This is not easy to do, said one Internet analyst, Micah Sifry, who closely follows online politics. He sees a culture clash, with a constantly evolving company that has become a global symbol of innovation laboring in a political world that is hidebound and inefficient.
Much of Google's work in Washington is explaining what the company does, how government can use its tools, and reminding policy makers that many small businesses rely on the search and advertising giant.
"The vast majority of my time is spent educating people about the company and its economic footprint," said Brown, one of the chief lobbyists. She worked for the Bush White House and helped steer John Roberts and Samuel Alito through the Supreme Court confirmation process, and now helps organize the "Google 101" seminars on the Hill.
Davidson and Brown were scrambling last year when Google fought battles on two fronts -- defending its business deal with China, which censors some subjects in Google's online searches; and a protracted, complex fight with large telecom and cable companies over future Internet pricing and regulations.
Those issues are unresolved. Google's Bob Boorstin, a former national security expert in the Clinton administration, is negotiating with human-rights groups, other tech companies and investment funds to agree on best practices for Internet companies doing business in countries that practice censorship.
"We're at a tricky point, but I'm very optimistic we'll reach an agreement by the end of the year," Boorstin said.
Some of Google's most recent hires will deal with specific issues and disputes. Makan Delrahim, a former top antitrust attorney in the Bush administration, is on retainer to defend Google's proposed $3.1 billion acquisition of the digital ad firm DoubleClick, which will be reviewed by the Federal Trade Commission.
One new hire, Johanna Shelton, worked as a senior counsel for Rep. John Dingell, D-Mich., and chairman of the House Energy and Commerce Committee. That's the committee that handles almost every business issue that could impact Google.

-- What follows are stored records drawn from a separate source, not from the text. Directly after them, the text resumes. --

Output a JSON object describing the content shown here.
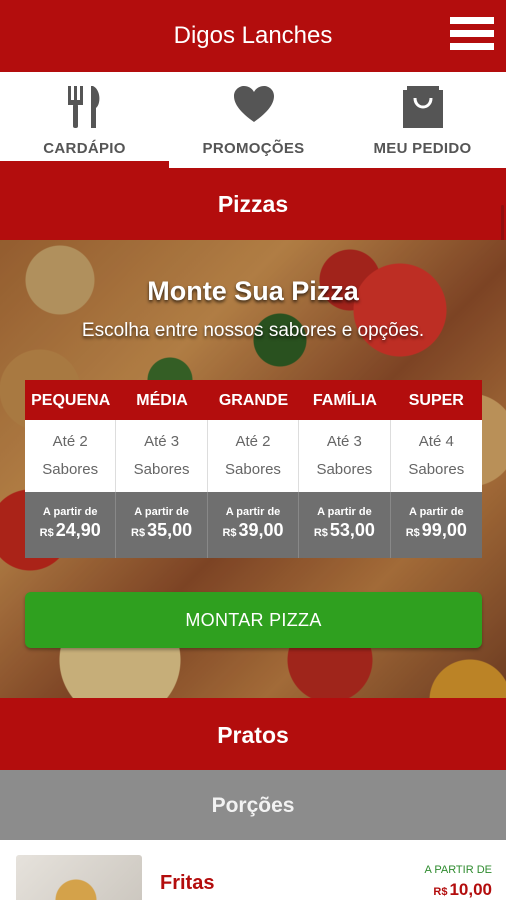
{
  "app": {
    "title": "Digos Lanches"
  },
  "tabs": [
    {
      "label": "CARDÁPIO",
      "icon": "fork-knife-icon",
      "active": true
    },
    {
      "label": "PROMOÇÕES",
      "icon": "heart-icon",
      "active": false
    },
    {
      "label": "MEU PEDIDO",
      "icon": "shopping-bag-icon",
      "active": false
    }
  ],
  "sections": {
    "pizzas": "Pizzas",
    "pratos": "Pratos",
    "porcoes": "Porções"
  },
  "hero": {
    "title": "Monte Sua Pizza",
    "subtitle": "Escolha entre nossos sabores e opções."
  },
  "sizes": [
    {
      "name": "PEQUENA",
      "flavors_line1": "Até 2",
      "flavors_line2": "Sabores",
      "from": "A partir de",
      "currency": "R$",
      "price": "24,90"
    },
    {
      "name": "MÉDIA",
      "flavors_line1": "Até 3",
      "flavors_line2": "Sabores",
      "from": "A partir de",
      "currency": "R$",
      "price": "35,00"
    },
    {
      "name": "GRANDE",
      "flavors_line1": "Até 2",
      "flavors_line2": "Sabores",
      "from": "A partir de",
      "currency": "R$",
      "price": "39,00"
    },
    {
      "name": "FAMÍLIA",
      "flavors_line1": "Até 3",
      "flavors_line2": "Sabores",
      "from": "A partir de",
      "currency": "R$",
      "price": "53,00"
    },
    {
      "name": "SUPER",
      "flavors_line1": "Até 4",
      "flavors_line2": "Sabores",
      "from": "A partir de",
      "currency": "R$",
      "price": "99,00"
    }
  ],
  "montar_button": "MONTAR PIZZA",
  "item": {
    "name": "Fritas",
    "from": "A PARTIR DE",
    "currency": "R$",
    "price": "10,00"
  },
  "colors": {
    "brand_red": "#b30d0d",
    "green": "#2fa01f",
    "gray": "#8c8c8c"
  }
}
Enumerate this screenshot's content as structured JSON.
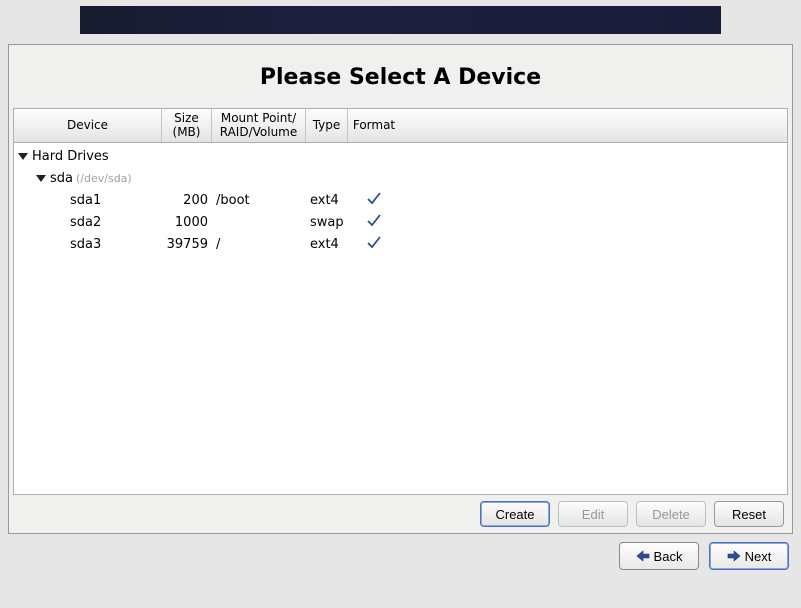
{
  "title": "Please Select A Device",
  "columns": {
    "device": "Device",
    "size": "Size\n(MB)",
    "mount": "Mount Point/\nRAID/Volume",
    "type": "Type",
    "format": "Format"
  },
  "tree": {
    "root_label": "Hard Drives",
    "disk": {
      "name": "sda",
      "path": "(/dev/sda)"
    },
    "partitions": [
      {
        "name": "sda1",
        "size": "200",
        "mount": "/boot",
        "type": "ext4",
        "format": true
      },
      {
        "name": "sda2",
        "size": "1000",
        "mount": "",
        "type": "swap",
        "format": true
      },
      {
        "name": "sda3",
        "size": "39759",
        "mount": "/",
        "type": "ext4",
        "format": true
      }
    ]
  },
  "buttons": {
    "create": "Create",
    "edit": "Edit",
    "delete": "Delete",
    "reset": "Reset"
  },
  "nav": {
    "back": "Back",
    "next": "Next"
  }
}
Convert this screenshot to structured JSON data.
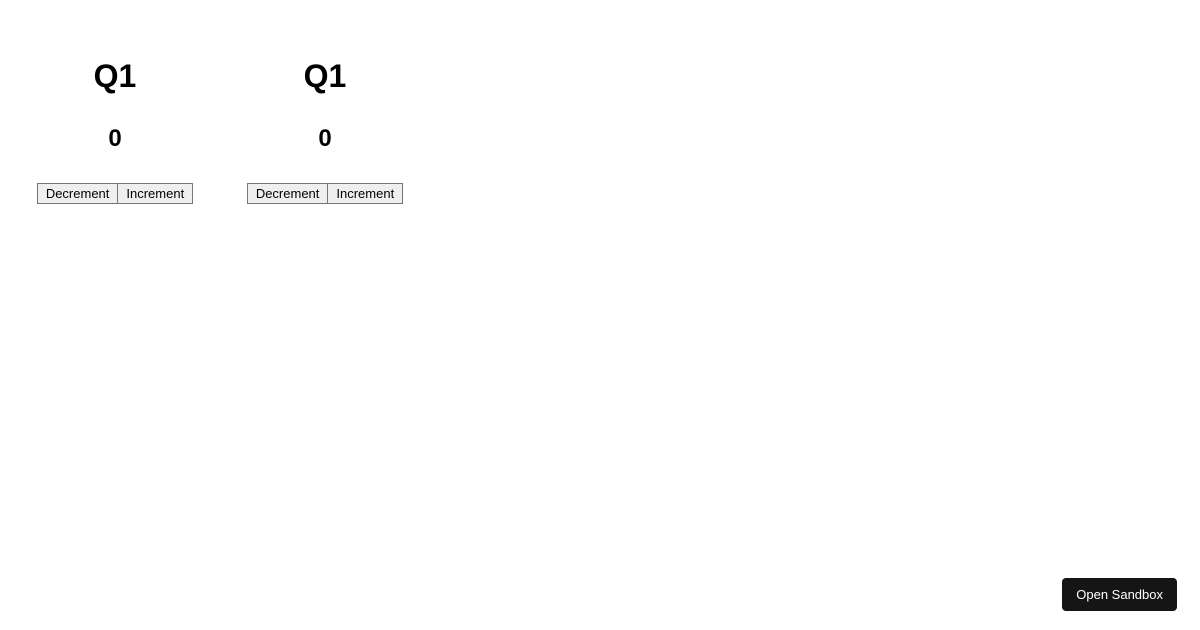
{
  "counters": [
    {
      "title": "Q1",
      "value": "0",
      "decrement_label": "Decrement",
      "increment_label": "Increment"
    },
    {
      "title": "Q1",
      "value": "0",
      "decrement_label": "Decrement",
      "increment_label": "Increment"
    }
  ],
  "sandbox_button_label": "Open Sandbox"
}
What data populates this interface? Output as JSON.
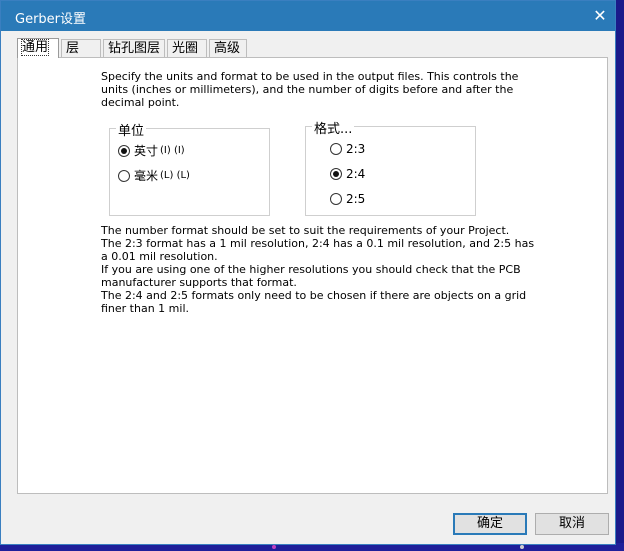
{
  "window": {
    "title": "Gerber设置",
    "close_glyph": "✕"
  },
  "tabs": [
    {
      "label": "通用",
      "active": true
    },
    {
      "label": "层",
      "active": false
    },
    {
      "label": "钻孔图层",
      "active": false
    },
    {
      "label": "光圈",
      "active": false
    },
    {
      "label": "高级",
      "active": false
    }
  ],
  "general": {
    "description": "Specify the units and format to be used in the output files. This controls the units (inches or millimeters), and the number of digits before and after the decimal point.",
    "units": {
      "legend": "单位",
      "options": [
        {
          "label": "英寸",
          "accel": "(I) (I)",
          "checked": true
        },
        {
          "label": "毫米",
          "accel": "(L) (L)",
          "checked": false
        }
      ]
    },
    "format": {
      "legend": "格式...",
      "options": [
        {
          "label": "2:3",
          "checked": false
        },
        {
          "label": "2:4",
          "checked": true
        },
        {
          "label": "2:5",
          "checked": false
        }
      ]
    },
    "info_lines": [
      "The number format should be set to suit the requirements of your Project.",
      "The 2:3 format has a 1 mil resolution, 2:4 has a 0.1 mil resolution, and 2:5 has a 0.01 mil resolution.",
      "If you are using one of the higher resolutions you should check that the PCB manufacturer supports that format.",
      "The 2:4 and 2:5 formats only need to be chosen if there are objects on a grid finer than 1 mil."
    ]
  },
  "buttons": {
    "ok": "确定",
    "cancel": "取消"
  }
}
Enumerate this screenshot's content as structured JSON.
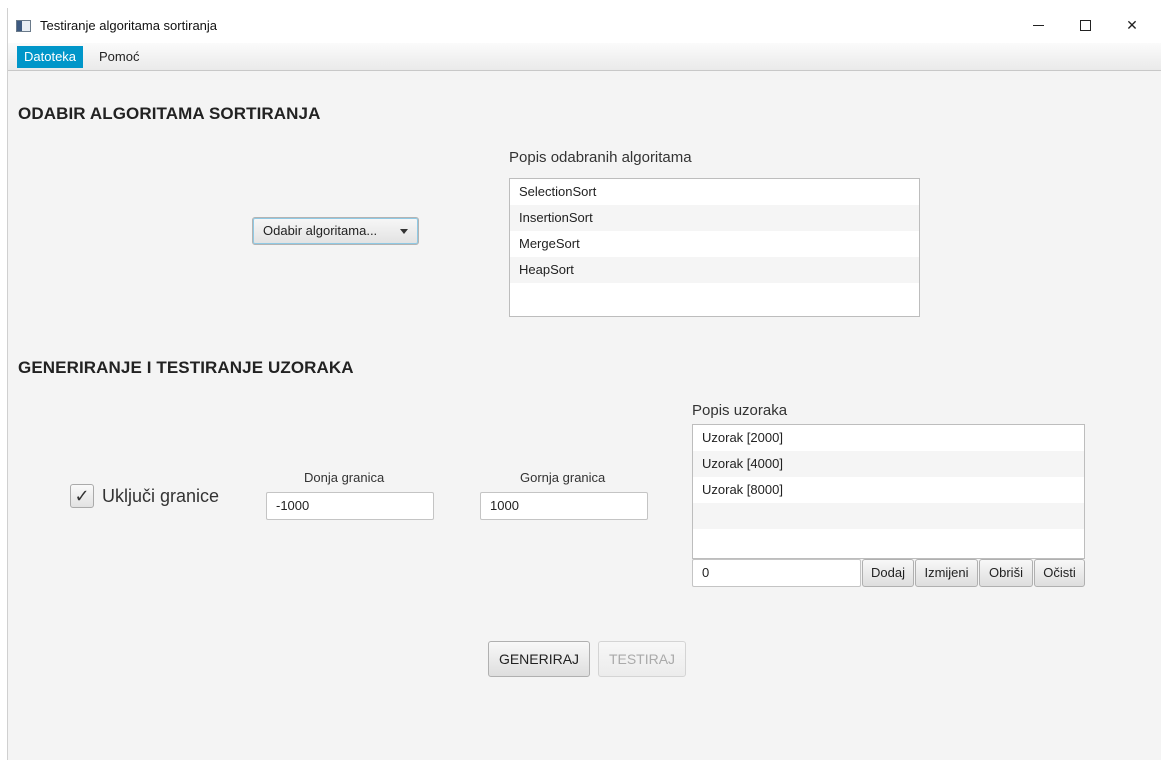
{
  "window": {
    "title": "Testiranje algoritama sortiranja",
    "minimize_symbol": "",
    "maximize_symbol": "",
    "close_symbol": "✕"
  },
  "menu": {
    "items": [
      {
        "label": "Datoteka",
        "active": true
      },
      {
        "label": "Pomoć",
        "active": false
      }
    ]
  },
  "algorithms_section": {
    "title": "ODABIR ALGORITAMA SORTIRANJA",
    "combo_value": "Odabir algoritama...",
    "list_label": "Popis odabranih algoritama",
    "list_items": [
      "SelectionSort",
      "InsertionSort",
      "MergeSort",
      "HeapSort"
    ]
  },
  "samples_section": {
    "title": "GENERIRANJE I TESTIRANJE UZORAKA",
    "checkbox_label": "Uključi granice",
    "checkbox_checked": true,
    "checkbox_mark": "✓",
    "lower_label": "Donja granica",
    "lower_value": "-1000",
    "upper_label": "Gornja granica",
    "upper_value": "1000",
    "list_label": "Popis uzoraka",
    "list_items": [
      "Uzorak  [2000]",
      "Uzorak  [4000]",
      "Uzorak  [8000]"
    ],
    "size_input_value": "0",
    "buttons": {
      "add": "Dodaj",
      "edit": "Izmijeni",
      "delete": "Obriši",
      "clear": "Očisti"
    }
  },
  "actions": {
    "generate": "GENERIRAJ",
    "test": "TESTIRAJ"
  },
  "colors": {
    "menu_active": "#0096c9",
    "background": "#f4f4f4"
  }
}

Shelton has worked on copyright legislation, a huge issue with Google and its subsidiary YouTube in disputes with publishers and entertainment companies. She may also work on Google's recent proposal to use an auction model, based on the company's own ad auctions, for future unused broadcast spectrum.
Next year the Federal Communications Commission will consider ways to auction valuable spectrum space made available as television broadcasters move from an analog to digital transmission in 2009. A digital signal needs far less spectrum.
"That will be a big opportunity to expand access to the Internet," Davidson said. Google has made no decision on whether to make its own bid, he added.
Another new hire in Washington, John Burchett, will work with state and local governments on the company's growing interests, including new data centers. Burchett was chief of staff for Gov. Jennifer Granholm, a Michigan Democrat.
The overwhelming majority of political contributions from Google executives have gone to Democrats, so to improve its outreach to Republicans, Google last year added on retainer two lobbyists who were GOP senators -- Dan Coats and Connie Mack.
Google is pursuing some long-term projects that reflect its pledge for Internet openness, including its new blog on policy issues. It has joined with Microsoft and Yahoo to help federal agencies develop more user-friendly search of federal data.
Google's push into traditional lobbying and political activity has some critics. Sifry, co-editor of techpresident.com, said Google is missing an opportunity to leverage the loyalty of millions of users to create a different model for lobbying.
"The telecoms and cable companies have been greasing palms in Washington for decades, and you end up playing the game they wrote the rules for," Sifry said. "Google could reach millions directly and avoid that game."
But Google officials say the search giant is wary of making appeals to its users. In the meantime, the company will methodically pursue its current lobbying strategy, with outreach to both political parties on several fronts.
Short-term gains may be tempting, but in Washington, Brown said, Google is focused on long-term success.